"""

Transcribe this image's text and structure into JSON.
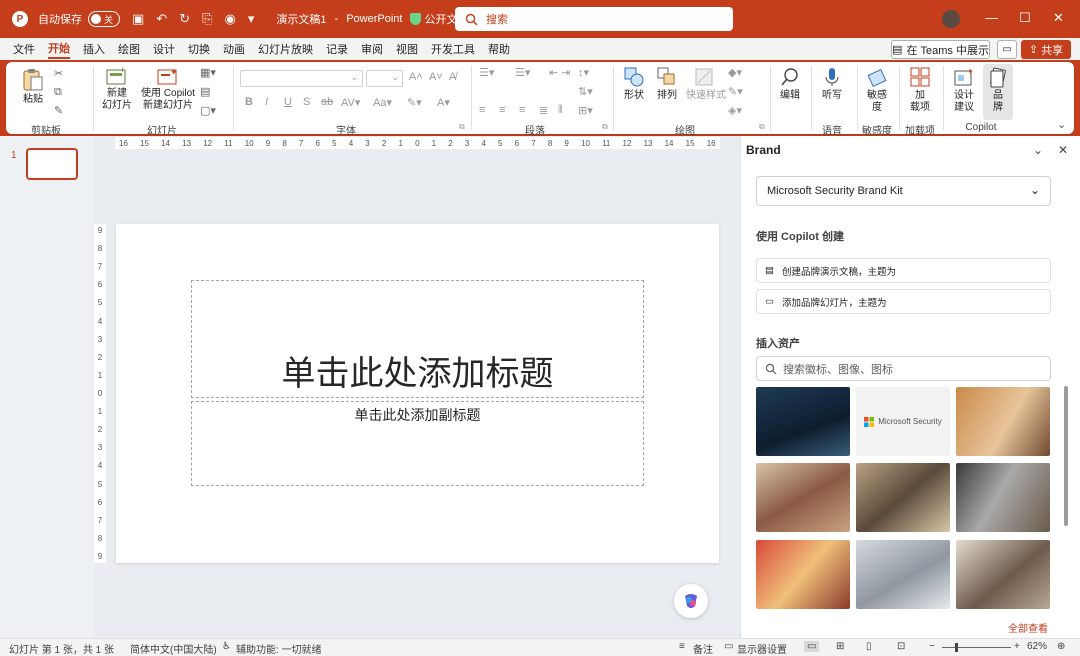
{
  "titlebar": {
    "autosave_label": "自动保存",
    "autosave_state": "关",
    "doc_name": "演示文稿1",
    "separator": "-",
    "app_name": "PowerPoint",
    "sensitivity_label": "公开文档*",
    "search_placeholder": "搜索"
  },
  "menu": {
    "tabs": [
      "文件",
      "开始",
      "插入",
      "绘图",
      "设计",
      "切换",
      "动画",
      "幻灯片放映",
      "记录",
      "审阅",
      "视图",
      "开发工具",
      "帮助"
    ],
    "active_tab": "开始",
    "present_teams": "在 Teams 中展示",
    "share": "共享"
  },
  "ribbon": {
    "paste": "粘贴",
    "new_slide_l1": "新建",
    "new_slide_l2": "幻灯片",
    "copilot_slide_l1": "使用 Copilot",
    "copilot_slide_l2": "新建幻灯片",
    "shapes": "形状",
    "arrange": "排列",
    "quick_styles": "快速样式",
    "edit": "编辑",
    "dictate": "听写",
    "sensitivity_l1": "敏感",
    "sensitivity_l2": "度",
    "addins_l1": "加",
    "addins_l2": "载项",
    "designer_l1": "设计",
    "designer_l2": "建议",
    "brand_l1": "品",
    "brand_l2": "牌",
    "groups": {
      "clipboard": "剪贴板",
      "slides": "幻灯片",
      "font": "字体",
      "paragraph": "段落",
      "drawing": "绘图",
      "voice": "语音",
      "sensitivity": "敏感度",
      "addins": "加载项",
      "copilot": "Copilot"
    }
  },
  "thumbnail": {
    "number": "1"
  },
  "ruler": {
    "horizontal": [
      "16",
      "15",
      "14",
      "13",
      "12",
      "11",
      "10",
      "9",
      "8",
      "7",
      "6",
      "5",
      "4",
      "3",
      "2",
      "1",
      "0",
      "1",
      "2",
      "3",
      "4",
      "5",
      "6",
      "7",
      "8",
      "9",
      "10",
      "11",
      "12",
      "13",
      "14",
      "15",
      "16"
    ],
    "vertical": [
      "9",
      "8",
      "7",
      "6",
      "5",
      "4",
      "3",
      "2",
      "1",
      "0",
      "1",
      "2",
      "3",
      "4",
      "5",
      "6",
      "7",
      "8",
      "9"
    ]
  },
  "slide": {
    "title_placeholder": "单击此处添加标题",
    "subtitle_placeholder": "单击此处添加副标题"
  },
  "brand_pane": {
    "title": "Brand",
    "kit_selected": "Microsoft Security Brand Kit",
    "copilot_heading": "使用 Copilot 创建",
    "action_create_deck": "创建品牌演示文稿，主题为",
    "action_add_slide": "添加品牌幻灯片，主题为",
    "assets_heading": "插入资产",
    "assets_search_placeholder": "搜索徽标、图像、图标",
    "logo_tile_text": "Microsoft Security",
    "see_all": "全部查看"
  },
  "statusbar": {
    "slide_info": "幻灯片 第 1 张，共 1 张",
    "language": "简体中文(中国大陆)",
    "accessibility": "辅助功能: 一切就绪",
    "notes": "备注",
    "display_settings": "显示器设置",
    "zoom": "62%"
  },
  "colors": {
    "accent": "#c43e1c",
    "canvas_bg": "#e9edf1",
    "ribbon_bg": "#f3f3f3"
  }
}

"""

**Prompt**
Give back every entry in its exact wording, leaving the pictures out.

**Finished exercise**
Transcribe this image's text and structure into JSON.
{
  "titlebar": {
    "autosave_label": "自动保存",
    "autosave_state": "关",
    "doc_name": "演示文稿1",
    "separator": "-",
    "app_name": "PowerPoint",
    "sensitivity_label": "公开文档*",
    "search_placeholder": "搜索"
  },
  "menu": {
    "tabs": [
      "文件",
      "开始",
      "插入",
      "绘图",
      "设计",
      "切换",
      "动画",
      "幻灯片放映",
      "记录",
      "审阅",
      "视图",
      "开发工具",
      "帮助"
    ],
    "active_tab": "开始",
    "present_teams": "在 Teams 中展示",
    "share": "共享"
  },
  "ribbon": {
    "paste": "粘贴",
    "new_slide_l1": "新建",
    "new_slide_l2": "幻灯片",
    "copilot_slide_l1": "使用 Copilot",
    "copilot_slide_l2": "新建幻灯片",
    "shapes": "形状",
    "arrange": "排列",
    "quick_styles": "快速样式",
    "edit": "编辑",
    "dictate": "听写",
    "sensitivity_l1": "敏感",
    "sensitivity_l2": "度",
    "addins_l1": "加",
    "addins_l2": "载项",
    "designer_l1": "设计",
    "designer_l2": "建议",
    "brand_l1": "品",
    "brand_l2": "牌",
    "groups": {
      "clipboard": "剪贴板",
      "slides": "幻灯片",
      "font": "字体",
      "paragraph": "段落",
      "drawing": "绘图",
      "voice": "语音",
      "sensitivity": "敏感度",
      "addins": "加载项",
      "copilot": "Copilot"
    }
  },
  "thumbnail": {
    "number": "1"
  },
  "ruler": {
    "horizontal": [
      "16",
      "15",
      "14",
      "13",
      "12",
      "11",
      "10",
      "9",
      "8",
      "7",
      "6",
      "5",
      "4",
      "3",
      "2",
      "1",
      "0",
      "1",
      "2",
      "3",
      "4",
      "5",
      "6",
      "7",
      "8",
      "9",
      "10",
      "11",
      "12",
      "13",
      "14",
      "15",
      "16"
    ],
    "vertical": [
      "9",
      "8",
      "7",
      "6",
      "5",
      "4",
      "3",
      "2",
      "1",
      "0",
      "1",
      "2",
      "3",
      "4",
      "5",
      "6",
      "7",
      "8",
      "9"
    ]
  },
  "slide": {
    "title_placeholder": "单击此处添加标题",
    "subtitle_placeholder": "单击此处添加副标题"
  },
  "brand_pane": {
    "title": "Brand",
    "kit_selected": "Microsoft Security Brand Kit",
    "copilot_heading": "使用 Copilot 创建",
    "action_create_deck": "创建品牌演示文稿，主题为",
    "action_add_slide": "添加品牌幻灯片，主题为",
    "assets_heading": "插入资产",
    "assets_search_placeholder": "搜索徽标、图像、图标",
    "logo_tile_text": "Microsoft Security",
    "see_all": "全部查看"
  },
  "statusbar": {
    "slide_info": "幻灯片 第 1 张，共 1 张",
    "language": "简体中文(中国大陆)",
    "accessibility": "辅助功能: 一切就绪",
    "notes": "备注",
    "display_settings": "显示器设置",
    "zoom": "62%"
  },
  "colors": {
    "accent": "#c43e1c",
    "canvas_bg": "#e9edf1",
    "ribbon_bg": "#f3f3f3"
  }
}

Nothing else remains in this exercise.